Work to complete
Search the entries for the word "JSON". Copy every line that holds it.

[Element data from apps and pages]
[Start of Attachment]

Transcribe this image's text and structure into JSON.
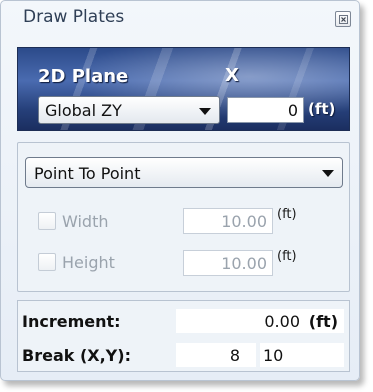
{
  "window": {
    "title": "Draw Plates",
    "close_icon": "close-icon"
  },
  "plane": {
    "label": "2D Plane",
    "x_label": "X",
    "selected": "Global ZY",
    "x_value": "0",
    "x_unit": "(ft)"
  },
  "mode": {
    "selected": "Point To Point",
    "width": {
      "label": "Width",
      "value": "10.00",
      "unit": "(ft)",
      "checked": false
    },
    "height": {
      "label": "Height",
      "value": "10.00",
      "unit": "(ft)",
      "checked": false
    }
  },
  "increment": {
    "label": "Increment:",
    "value": "0.00",
    "unit": "(ft)"
  },
  "break": {
    "label": "Break (X,Y):",
    "x": "8",
    "y": "10"
  }
}
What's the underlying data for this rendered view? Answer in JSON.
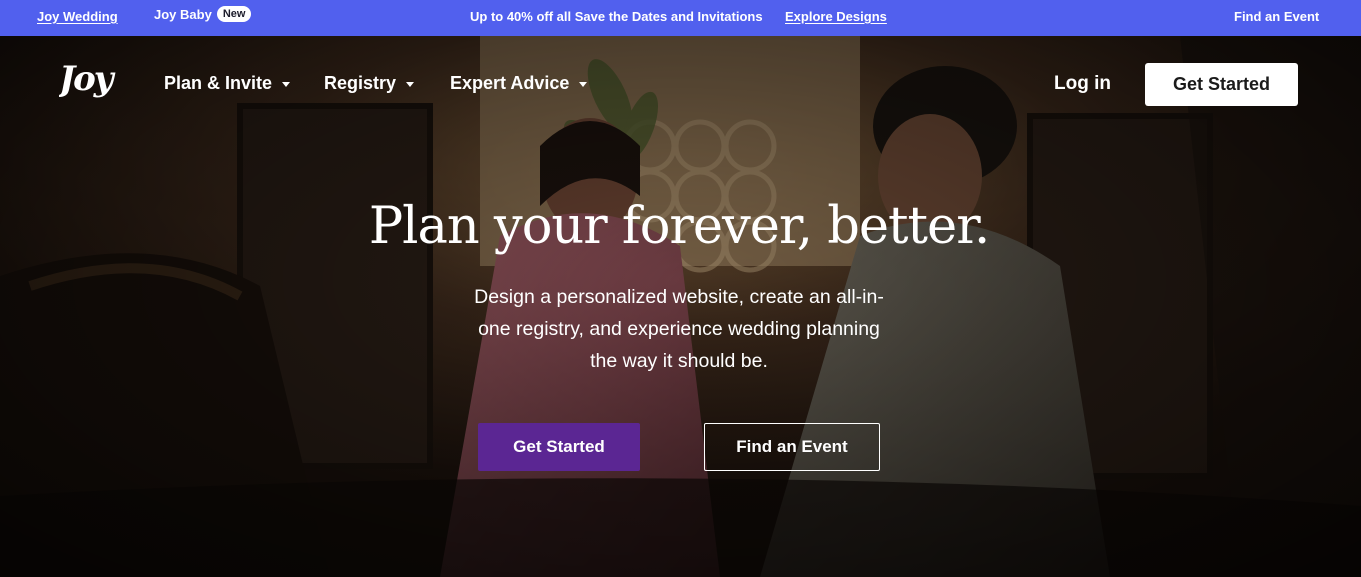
{
  "promo_bar": {
    "joy_wedding": "Joy Wedding",
    "joy_baby": "Joy Baby",
    "new_badge": "New",
    "offer_text": "Up to 40% off all Save the Dates and Invitations",
    "explore_link": "Explore Designs",
    "find_event": "Find an Event",
    "background_color": "#5160ee"
  },
  "nav": {
    "logo_text": "Joy",
    "items": [
      {
        "label": "Plan & Invite",
        "icon": "chevron-down-icon"
      },
      {
        "label": "Registry",
        "icon": "chevron-down-icon"
      },
      {
        "label": "Expert Advice",
        "icon": "chevron-down-icon"
      }
    ],
    "login": "Log in",
    "get_started": "Get Started"
  },
  "hero": {
    "headline": "Plan your forever, better.",
    "subtitle": "Design a personalized website, create an all-in-one registry, and experience wedding planning the way it should be.",
    "primary_button": "Get Started",
    "secondary_button": "Find an Event",
    "accent_color": "#5b2693"
  }
}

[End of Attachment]

Response to this task
Transcribe this image's text and structure into JSON.
What's the underlying data for this rendered view? Answer in JSON.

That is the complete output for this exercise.